An executive employees’ main job duty must be to manage a specific department or division of a business. Executives have to direct at least two or more full-time workers and have the ability to hire and fire other workers. Executives must also have authority to promote or demote workers. If an employee owns at least 20 percent of the business they are working in, that person is considered an executive.


Administrative employees are those who engage in non-manual work in an office setting. Duties must relate directly to the general operation of the company or its customers. People in administrative positions must routinely make arbitrary decisions that are of great importance to the business. Administrative professionals in the area of education are classified as salaried employees if they oversee standards such as grading, creation of a curriculum, and supervise the operation of a school.


The law views a professional employee in two general categories: a learned professional or a creative professional. Learned professionals must perform work that is mostly intellectual and have excellent knowledge in the areas of science or learning gained through an extended course of higher education. In most cases, an employee with a degree is considered a learned professional.

A creative professional uses their imagination or talent to perform a job that is artistic or creative in nature. Work must be in a recognized field such as writing, acting, music or graphic arts. Occupations that do not require an employee to apply their own unique style to a piece of work, such as journalist who only gathers information that is already available to the public, are not considered a creative professional.

Outside Sales

Employees, who take sales orders, or write contract agreements promising a product or service from a business, are viewed as outside sales people provided they normally do their work away from the company office or other facility. The minimum salary requirement does not apply to outside sales workers. Sales made over the Internet, phone or by mail are usually not considered outside sales unless the contact is made to set up a personal sales call. Workers acting as drivers to deliver goods are seen as outside sales people only if their main duty is making sales instead of simply delivering a product.

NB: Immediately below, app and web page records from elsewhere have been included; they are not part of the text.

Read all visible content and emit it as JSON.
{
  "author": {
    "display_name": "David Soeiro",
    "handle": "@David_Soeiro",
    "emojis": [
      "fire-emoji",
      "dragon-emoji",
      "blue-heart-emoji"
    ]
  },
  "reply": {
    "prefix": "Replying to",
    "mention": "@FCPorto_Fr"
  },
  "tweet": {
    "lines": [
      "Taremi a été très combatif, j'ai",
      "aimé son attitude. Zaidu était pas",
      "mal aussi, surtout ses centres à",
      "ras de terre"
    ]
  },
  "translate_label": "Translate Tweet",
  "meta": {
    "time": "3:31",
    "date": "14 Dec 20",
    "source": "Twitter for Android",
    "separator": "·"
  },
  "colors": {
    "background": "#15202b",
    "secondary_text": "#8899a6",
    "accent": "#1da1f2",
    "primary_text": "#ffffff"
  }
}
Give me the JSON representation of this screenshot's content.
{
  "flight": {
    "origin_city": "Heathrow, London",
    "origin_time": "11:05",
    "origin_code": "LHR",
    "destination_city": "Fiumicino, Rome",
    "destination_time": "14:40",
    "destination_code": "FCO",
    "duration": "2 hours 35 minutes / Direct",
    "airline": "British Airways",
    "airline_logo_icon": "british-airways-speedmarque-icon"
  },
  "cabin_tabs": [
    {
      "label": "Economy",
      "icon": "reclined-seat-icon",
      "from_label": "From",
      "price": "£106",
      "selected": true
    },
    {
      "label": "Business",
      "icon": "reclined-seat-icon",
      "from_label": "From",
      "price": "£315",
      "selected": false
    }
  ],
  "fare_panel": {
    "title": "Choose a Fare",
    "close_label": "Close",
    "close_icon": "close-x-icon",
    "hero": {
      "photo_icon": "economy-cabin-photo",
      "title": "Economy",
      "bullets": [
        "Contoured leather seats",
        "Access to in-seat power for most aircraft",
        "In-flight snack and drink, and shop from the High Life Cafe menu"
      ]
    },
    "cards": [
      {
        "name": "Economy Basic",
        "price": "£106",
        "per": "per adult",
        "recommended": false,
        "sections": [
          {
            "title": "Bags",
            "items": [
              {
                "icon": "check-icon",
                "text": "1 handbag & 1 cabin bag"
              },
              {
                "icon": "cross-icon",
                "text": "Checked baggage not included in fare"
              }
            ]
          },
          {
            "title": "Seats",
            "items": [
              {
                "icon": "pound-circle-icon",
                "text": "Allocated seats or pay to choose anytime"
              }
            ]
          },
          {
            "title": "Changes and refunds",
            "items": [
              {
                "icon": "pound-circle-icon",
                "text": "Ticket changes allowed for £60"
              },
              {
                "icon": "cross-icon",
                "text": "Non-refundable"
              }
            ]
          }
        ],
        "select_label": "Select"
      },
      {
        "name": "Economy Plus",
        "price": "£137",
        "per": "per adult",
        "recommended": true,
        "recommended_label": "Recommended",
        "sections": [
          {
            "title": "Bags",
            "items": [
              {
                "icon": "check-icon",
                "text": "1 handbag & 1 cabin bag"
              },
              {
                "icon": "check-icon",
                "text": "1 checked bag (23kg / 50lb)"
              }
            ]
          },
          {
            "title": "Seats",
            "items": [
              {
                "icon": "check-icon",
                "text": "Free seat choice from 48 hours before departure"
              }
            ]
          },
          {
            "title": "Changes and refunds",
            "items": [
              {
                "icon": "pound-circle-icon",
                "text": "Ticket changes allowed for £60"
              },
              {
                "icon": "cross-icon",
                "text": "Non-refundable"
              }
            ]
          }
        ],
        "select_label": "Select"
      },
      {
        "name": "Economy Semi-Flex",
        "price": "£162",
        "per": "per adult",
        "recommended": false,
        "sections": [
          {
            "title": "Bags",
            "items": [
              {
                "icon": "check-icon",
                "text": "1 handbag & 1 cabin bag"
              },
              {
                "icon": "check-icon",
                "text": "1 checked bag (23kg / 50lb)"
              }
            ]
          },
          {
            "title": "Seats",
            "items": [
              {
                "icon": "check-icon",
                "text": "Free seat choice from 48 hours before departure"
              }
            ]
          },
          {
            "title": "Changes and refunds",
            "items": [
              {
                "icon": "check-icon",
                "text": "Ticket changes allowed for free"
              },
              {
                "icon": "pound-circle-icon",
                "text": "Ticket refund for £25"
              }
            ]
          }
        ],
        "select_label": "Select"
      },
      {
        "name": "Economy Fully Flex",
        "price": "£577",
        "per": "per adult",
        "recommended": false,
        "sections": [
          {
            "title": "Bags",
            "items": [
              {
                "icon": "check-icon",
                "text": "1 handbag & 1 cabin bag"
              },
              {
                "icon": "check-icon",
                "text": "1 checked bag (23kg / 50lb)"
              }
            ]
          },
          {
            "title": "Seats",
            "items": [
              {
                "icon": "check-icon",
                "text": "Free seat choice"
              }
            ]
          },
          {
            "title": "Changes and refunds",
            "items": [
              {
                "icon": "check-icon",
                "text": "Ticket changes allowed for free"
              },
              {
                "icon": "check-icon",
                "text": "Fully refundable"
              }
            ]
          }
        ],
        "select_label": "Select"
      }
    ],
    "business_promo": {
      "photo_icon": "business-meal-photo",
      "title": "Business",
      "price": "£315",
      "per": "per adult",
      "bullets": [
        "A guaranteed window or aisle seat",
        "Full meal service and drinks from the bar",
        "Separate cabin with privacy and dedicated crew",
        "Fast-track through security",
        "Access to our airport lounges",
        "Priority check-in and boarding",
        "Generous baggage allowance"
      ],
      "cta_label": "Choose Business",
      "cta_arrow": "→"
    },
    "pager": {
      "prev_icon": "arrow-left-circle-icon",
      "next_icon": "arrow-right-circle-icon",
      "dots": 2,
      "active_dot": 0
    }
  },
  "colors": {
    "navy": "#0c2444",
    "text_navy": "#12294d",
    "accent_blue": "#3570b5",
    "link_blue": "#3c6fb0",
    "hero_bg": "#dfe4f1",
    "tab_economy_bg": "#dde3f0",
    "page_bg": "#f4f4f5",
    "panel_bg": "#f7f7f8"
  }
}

People working as computer systems analysts, programmers, software specialists or other commonly skilled computer fields may be paid the weekly FLSA minimum salary amount, or may be compensated no less than $27.63 per hour of work. Employees involved in manufacturing or repairing computers are not recognized as salaried workers under the law.